This sounds so cliché, but I like being surrounded by creative people and getting inspired and challenged by them: people who know that the “right” or “best” answer is an ambiguous, moving target; people who, after they are done with the business of an email, send me a link to an article, exhibition, or artist’s webpage; people who know the value of thinking deeply or uniquely; and people who do what they do not for the money but for their belief in the importance of discourse.

Do you have a favorite moment from the Annual Conference?

When I attended as a regular member, my favorite moments were seeing my academic heroes speak or listening to the annual Distinguished Artist Interviews. Now that I work for CAA “behind the scenes,” my favorite moments have become working with the room monitors onsite. These are the people that check conference badges at the doors to session rooms. I enjoy hearing what they are working on with their art or scholarship, pointing them toward sessions they may have overlooked in the program, and taking in the stories of the retired professors who are volunteering their time.

You are writing your dissertation on Native American art, and the CAA office is up the street from the Smithsonian Institution’s National Museum of the American Indian (NMAI). Have you visited the museum often since working here?

Yes, I feel very lucky to be so close to the museum’s New York branch. One of the main curators there, Kathleen Ash-Milby, is a powerhouse who focuses on contemporary Native American art, which is what I write about most often, so I value seeing the exhibitions at the George Gustav Heye Center as soon as they open. The museum also has the film and media center with rare digital content and a cozy educational library that I like to visit on my lunch break. It is the perfect spot for even fifteen minutes of reading outside the office, or for watching a VHS tape from the NMAI collection of performances that hasn’t been digitized yet! A lot of tourists visit lower Manhattan, but many of them don’t know they can go inside the Customs House—the building that houses the museum—for free, so it still remains a quiet refuge with rotating exhibitions and frequent nighttime events. In fact, I attended a MuseumHue event there about art and social change just a few weeks ago!

Katie Apsey practices the Brazilian martial art of capoeira (photograph provided by Capoeira Vida)

You have performed and taught dance. What are your specialities and favorites?

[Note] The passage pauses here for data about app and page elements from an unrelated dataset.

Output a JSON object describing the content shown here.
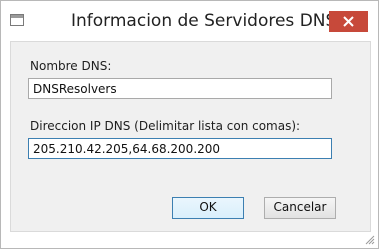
{
  "window": {
    "title": "Informacion de Servidores DNS",
    "close_icon": "close-icon",
    "accent": "#c7493a"
  },
  "form": {
    "name_label": "Nombre DNS:",
    "name_value": "DNSResolvers",
    "ip_label": "Direccion IP DNS (Delimitar lista con comas):",
    "ip_value": "205.210.42.205,64.68.200.200"
  },
  "buttons": {
    "ok_label": "OK",
    "cancel_label": "Cancelar"
  }
}
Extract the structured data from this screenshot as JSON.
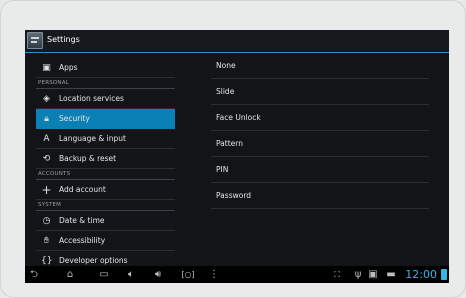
{
  "app": {
    "title": "Settings",
    "accent": "#33b5e5",
    "selected_color": "#0b80b4"
  },
  "sidebar": {
    "apps_label": "Apps",
    "personal_header": "PERSONAL",
    "location_label": "Location services",
    "security_label": "Security",
    "language_label": "Language & input",
    "backup_label": "Backup & reset",
    "accounts_header": "ACCOUNTS",
    "add_account_label": "Add account",
    "system_header": "SYSTEM",
    "date_time_label": "Date & time",
    "accessibility_label": "Accessibility",
    "developer_label": "Developer options"
  },
  "lock_options": [
    "None",
    "Slide",
    "Face Unlock",
    "Pattern",
    "PIN",
    "Password"
  ],
  "status": {
    "time": "12:00"
  }
}
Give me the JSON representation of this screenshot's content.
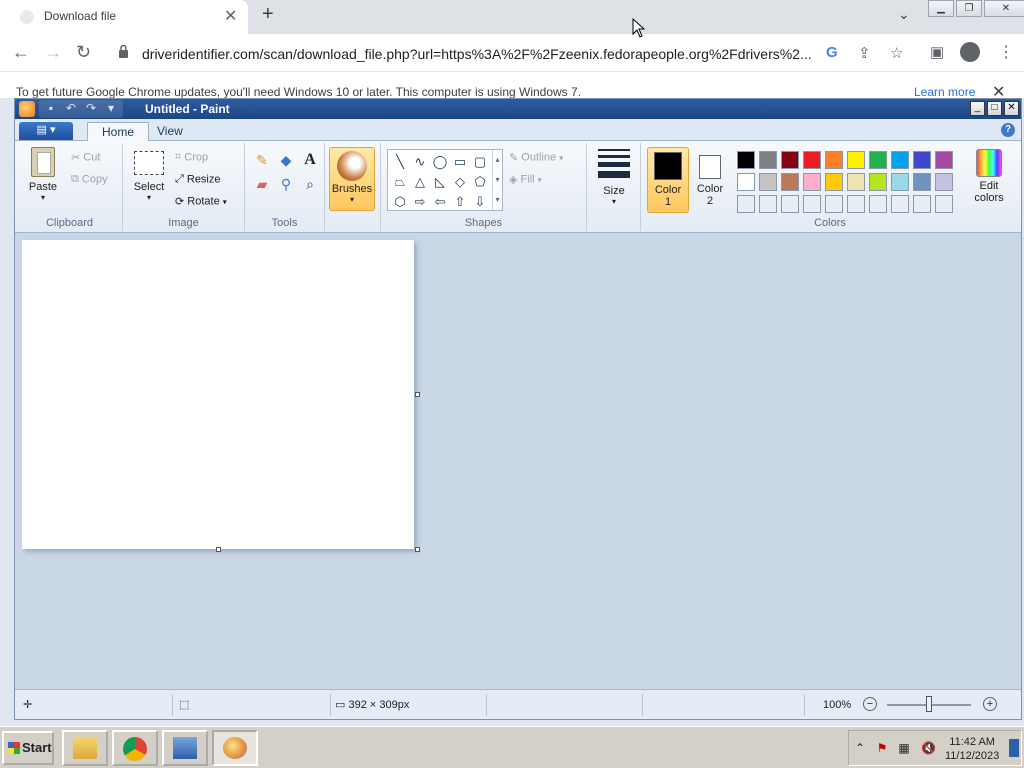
{
  "browser": {
    "tab_title": "Download file",
    "url": "driveridentifier.com/scan/download_file.php?url=https%3A%2F%2Fzeenix.fedorapeople.org%2Fdrivers%2...",
    "infobar_text": "To get future Google Chrome updates, you'll need Windows 10 or later. This computer is using Windows 7.",
    "infobar_link": "Learn more"
  },
  "paint": {
    "title": "Untitled - Paint",
    "tabs": [
      "Home",
      "View"
    ],
    "clipboard": {
      "paste": "Paste",
      "cut": "Cut",
      "copy": "Copy",
      "label": "Clipboard"
    },
    "image": {
      "select": "Select",
      "crop": "Crop",
      "resize": "Resize",
      "rotate": "Rotate",
      "label": "Image"
    },
    "tools": {
      "label": "Tools"
    },
    "brushes": {
      "label": "Brushes"
    },
    "shapes": {
      "outline": "Outline",
      "fill": "Fill",
      "label": "Shapes"
    },
    "size": {
      "label": "Size"
    },
    "colors": {
      "color1": "Color\n1",
      "color2": "Color\n2",
      "color1_line1": "Color",
      "color1_line2": "1",
      "color2_line1": "Color",
      "color2_line2": "2",
      "edit": "Edit colors",
      "label": "Colors",
      "color1_value": "#000000",
      "color2_value": "#ffffff",
      "palette_row1": [
        "#000000",
        "#7f7f7f",
        "#880015",
        "#ed1c24",
        "#ff7f27",
        "#fff200",
        "#22b14c",
        "#00a2e8",
        "#3f48cc",
        "#a349a4"
      ],
      "palette_row2": [
        "#ffffff",
        "#c3c3c3",
        "#b97a57",
        "#ffaec9",
        "#ffc90e",
        "#efe4b0",
        "#b5e61d",
        "#99d9ea",
        "#7092be",
        "#c8bfe7"
      ],
      "palette_row3": [
        "#e8eef6",
        "#e8eef6",
        "#e8eef6",
        "#e8eef6",
        "#e8eef6",
        "#e8eef6",
        "#e8eef6",
        "#e8eef6",
        "#e8eef6",
        "#e8eef6"
      ]
    },
    "status": {
      "canvas_size": "392 × 309px",
      "zoom": "100%"
    }
  },
  "taskbar": {
    "start": "Start",
    "time": "11:42 AM",
    "date": "11/12/2023"
  }
}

Oh, I could go on for hours about this. I love whatever classes I can take. As a company dancer, I felt like contemporary dance challenged me the most intellectually. It really pushes the boundaries of expansive concepts like “movement,” “performance,” and “choreography.” Closer to my heart, though, are samba dance and the Brazilian martial art of capoeira, both of which feed my soul. Samba is physically demanding yet joyful and amazingly fun to perform. I love looking into the crowd from the stage and seeing hundreds of people smiling back or even dancing themselves because they can’t sit still. Conceiving of and making new costumes uses my creativity in a different way.

There are many types of samba—including carnival mas group/Rio-style samba, Bahian-style samba de roda, and Orisha dances associated with Candomblé—that speak to different needs, abilities, histories, lives, and energies. Dance is an art form that grows with a person over time and answers their needs in the moment. Capoeira is the same way. It is actually a martial art, not dance. It challenges both my body (I swear someday I will still be able to learn a back flip … in my thirties) as well as my mind (in the strategy of the game). Capoeira even challenges my musical abilities in having to learn all the songs and instruments while trying to sing in tune!